The records below are to be restated word for word, with every picture left out.

★ ★ ★ ★

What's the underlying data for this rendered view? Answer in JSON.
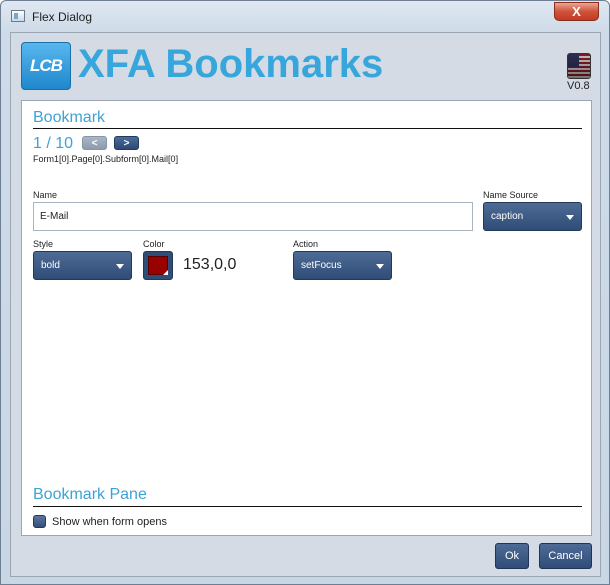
{
  "window": {
    "title": "Flex Dialog",
    "close_label": "X"
  },
  "header": {
    "logo_text": "LCB",
    "app_title": "XFA Bookmarks",
    "version": "V0.8"
  },
  "bookmark": {
    "section_title": "Bookmark",
    "pager": {
      "text": "1 / 10",
      "prev_label": "<",
      "next_label": ">"
    },
    "som_path": "Form1[0].Page[0].Subform[0].Mail[0]",
    "name": {
      "label": "Name",
      "value": "E-Mail"
    },
    "name_source": {
      "label": "Name Source",
      "selected": "caption"
    },
    "style": {
      "label": "Style",
      "selected": "bold"
    },
    "color": {
      "label": "Color",
      "value": "153,0,0",
      "swatch_hex": "#990000"
    },
    "action": {
      "label": "Action",
      "selected": "setFocus"
    }
  },
  "pane": {
    "section_title": "Bookmark Pane",
    "show_checkbox_label": "Show when form opens",
    "show_checked": false
  },
  "buttons": {
    "ok": "Ok",
    "cancel": "Cancel"
  },
  "colors": {
    "accent": "#3ea2d6",
    "button": "#2f4d76",
    "close": "#c13b22"
  }
}
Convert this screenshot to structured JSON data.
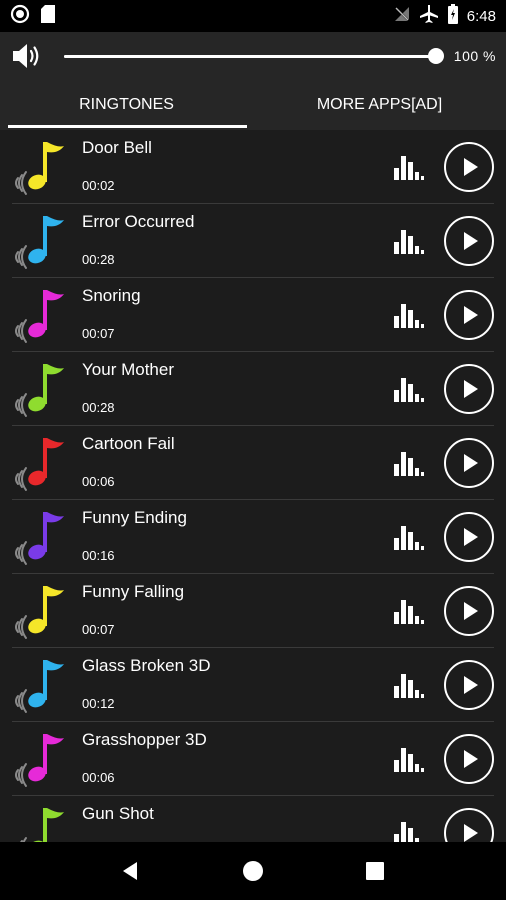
{
  "status_bar": {
    "time": "6:48",
    "icons": [
      "record-icon",
      "sd-card-icon",
      "no-signal-icon",
      "airplane-icon",
      "battery-icon"
    ]
  },
  "volume": {
    "percent_label": "100 %",
    "level": 1.0
  },
  "tabs": [
    {
      "label": "RINGTONES",
      "selected": true
    },
    {
      "label": "MORE APPS[AD]",
      "selected": false
    }
  ],
  "ringtones": [
    {
      "title": "Door Bell",
      "duration": "00:02",
      "color": "#f5e629"
    },
    {
      "title": "Error Occurred",
      "duration": "00:28",
      "color": "#2fb3ee"
    },
    {
      "title": "Snoring",
      "duration": "00:07",
      "color": "#e62ad8"
    },
    {
      "title": "Your Mother",
      "duration": "00:28",
      "color": "#8fdc2f"
    },
    {
      "title": "Cartoon Fail",
      "duration": "00:06",
      "color": "#e8282b"
    },
    {
      "title": "Funny Ending",
      "duration": "00:16",
      "color": "#7a3be8"
    },
    {
      "title": "Funny Falling",
      "duration": "00:07",
      "color": "#f5e629"
    },
    {
      "title": "Glass Broken 3D",
      "duration": "00:12",
      "color": "#2fb3ee"
    },
    {
      "title": "Grasshopper 3D",
      "duration": "00:06",
      "color": "#e62ad8"
    },
    {
      "title": "Gun Shot",
      "duration": "",
      "color": "#8fdc2f"
    }
  ],
  "nav_bar": {
    "icons": [
      "back-icon",
      "home-icon",
      "recents-icon"
    ]
  }
}
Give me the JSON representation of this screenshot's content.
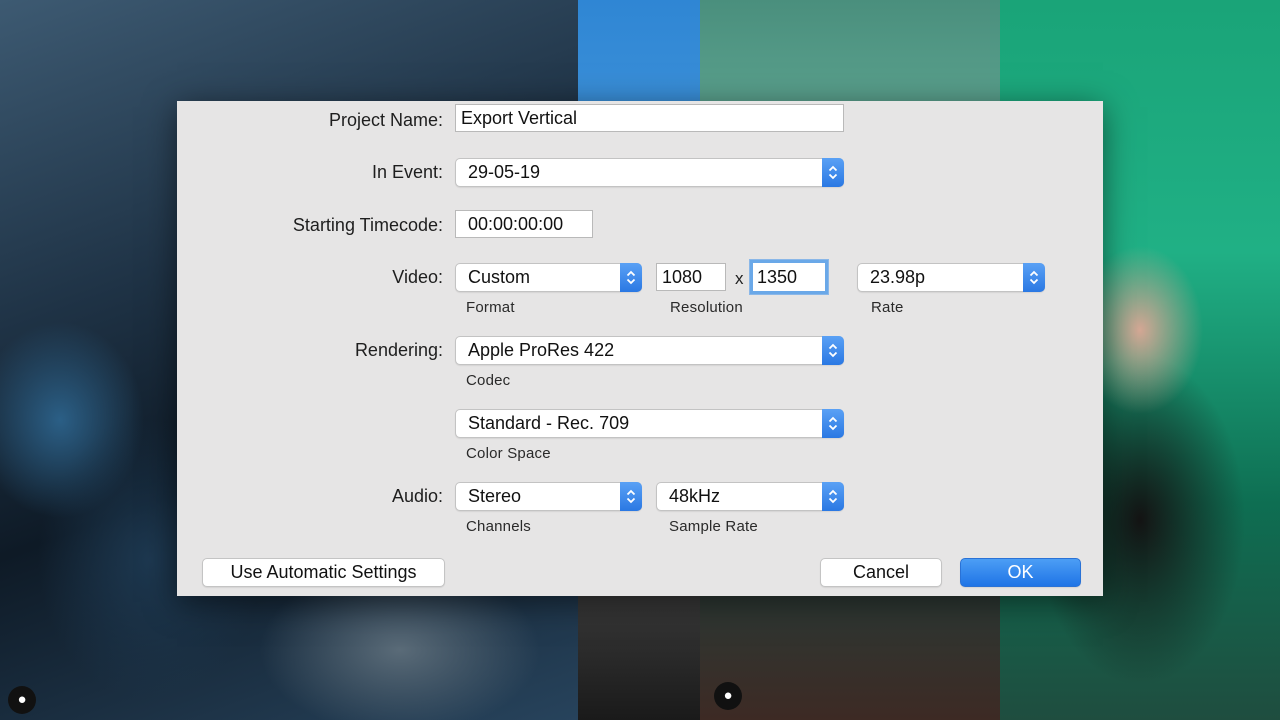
{
  "dialog": {
    "project_name": {
      "label": "Project Name:",
      "value": "Export Vertical"
    },
    "in_event": {
      "label": "In Event:",
      "value": "29-05-19"
    },
    "starting_timecode": {
      "label": "Starting Timecode:",
      "value": "00:00:00:00"
    },
    "video": {
      "label": "Video:",
      "format": {
        "value": "Custom",
        "caption": "Format"
      },
      "resolution": {
        "width": "1080",
        "separator": "x",
        "height": "1350",
        "caption": "Resolution"
      },
      "rate": {
        "value": "23.98p",
        "caption": "Rate"
      }
    },
    "rendering": {
      "label": "Rendering:",
      "codec": {
        "value": "Apple ProRes 422",
        "caption": "Codec"
      },
      "color_space": {
        "value": "Standard - Rec. 709",
        "caption": "Color Space"
      }
    },
    "audio": {
      "label": "Audio:",
      "channels": {
        "value": "Stereo",
        "caption": "Channels"
      },
      "sample_rate": {
        "value": "48kHz",
        "caption": "Sample Rate"
      }
    },
    "buttons": {
      "automatic": "Use Automatic Settings",
      "cancel": "Cancel",
      "ok": "OK"
    }
  },
  "colors": {
    "accent": "#2a78e3",
    "dialog_bg": "#e6e5e5",
    "focus_ring": "#6aa8e8"
  },
  "icons": [
    "updown-chevron-icon",
    "user-icon"
  ]
}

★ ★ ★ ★

## Solution for this exercise
What's the underlying data for this rendered view? Answer in JSON.
{
  "window": {
    "title": "Flex Dialog",
    "close_label": "X"
  },
  "header": {
    "logo_text": "LCB",
    "app_title": "XFA Bookmarks",
    "version": "V0.8"
  },
  "bookmark": {
    "section_title": "Bookmark",
    "pager": {
      "text": "1 / 10",
      "prev_label": "<",
      "next_label": ">"
    },
    "som_path": "Form1[0].Page[0].Subform[0].Mail[0]",
    "name": {
      "label": "Name",
      "value": "E-Mail"
    },
    "name_source": {
      "label": "Name Source",
      "selected": "caption"
    },
    "style": {
      "label": "Style",
      "selected": "bold"
    },
    "color": {
      "label": "Color",
      "value": "153,0,0",
      "swatch_hex": "#990000"
    },
    "action": {
      "label": "Action",
      "selected": "setFocus"
    }
  },
  "pane": {
    "section_title": "Bookmark Pane",
    "show_checkbox_label": "Show when form opens",
    "show_checked": false
  },
  "buttons": {
    "ok": "Ok",
    "cancel": "Cancel"
  },
  "colors": {
    "accent": "#3ea2d6",
    "button": "#2f4d76",
    "close": "#c13b22"
  }
}
Convert this screenshot to structured JSON data.
{
  "status_bar": {
    "time": "6:48",
    "icons": [
      "record-icon",
      "sd-card-icon",
      "no-signal-icon",
      "airplane-icon",
      "battery-icon"
    ]
  },
  "volume": {
    "percent_label": "100 %",
    "level": 1.0
  },
  "tabs": [
    {
      "label": "RINGTONES",
      "selected": true
    },
    {
      "label": "MORE APPS[AD]",
      "selected": false
    }
  ],
  "ringtones": [
    {
      "title": "Door Bell",
      "duration": "00:02",
      "color": "#f5e629"
    },
    {
      "title": "Error Occurred",
      "duration": "00:28",
      "color": "#2fb3ee"
    },
    {
      "title": "Snoring",
      "duration": "00:07",
      "color": "#e62ad8"
    },
    {
      "title": "Your Mother",
      "duration": "00:28",
      "color": "#8fdc2f"
    },
    {
      "title": "Cartoon Fail",
      "duration": "00:06",
      "color": "#e8282b"
    },
    {
      "title": "Funny Ending",
      "duration": "00:16",
      "color": "#7a3be8"
    },
    {
      "title": "Funny Falling",
      "duration": "00:07",
      "color": "#f5e629"
    },
    {
      "title": "Glass Broken 3D",
      "duration": "00:12",
      "color": "#2fb3ee"
    },
    {
      "title": "Grasshopper 3D",
      "duration": "00:06",
      "color": "#e62ad8"
    },
    {
      "title": "Gun Shot",
      "duration": "",
      "color": "#8fdc2f"
    }
  ],
  "nav_bar": {
    "icons": [
      "back-icon",
      "home-icon",
      "recents-icon"
    ]
  }
}
Give me the JSON representation of this screenshot's content.
{
  "dialog": {
    "project_name": {
      "label": "Project Name:",
      "value": "Export Vertical"
    },
    "in_event": {
      "label": "In Event:",
      "value": "29-05-19"
    },
    "starting_timecode": {
      "label": "Starting Timecode:",
      "value": "00:00:00:00"
    },
    "video": {
      "label": "Video:",
      "format": {
        "value": "Custom",
        "caption": "Format"
      },
      "resolution": {
        "width": "1080",
        "separator": "x",
        "height": "1350",
        "caption": "Resolution"
      },
      "rate": {
        "value": "23.98p",
        "caption": "Rate"
      }
    },
    "rendering": {
      "label": "Rendering:",
      "codec": {
        "value": "Apple ProRes 422",
        "caption": "Codec"
      },
      "color_space": {
        "value": "Standard - Rec. 709",
        "caption": "Color Space"
      }
    },
    "audio": {
      "label": "Audio:",
      "channels": {
        "value": "Stereo",
        "caption": "Channels"
      },
      "sample_rate": {
        "value": "48kHz",
        "caption": "Sample Rate"
      }
    },
    "buttons": {
      "automatic": "Use Automatic Settings",
      "cancel": "Cancel",
      "ok": "OK"
    }
  },
  "colors": {
    "accent": "#2a78e3",
    "dialog_bg": "#e6e5e5",
    "focus_ring": "#6aa8e8"
  },
  "icons": [
    "updown-chevron-icon",
    "user-icon"
  ]
}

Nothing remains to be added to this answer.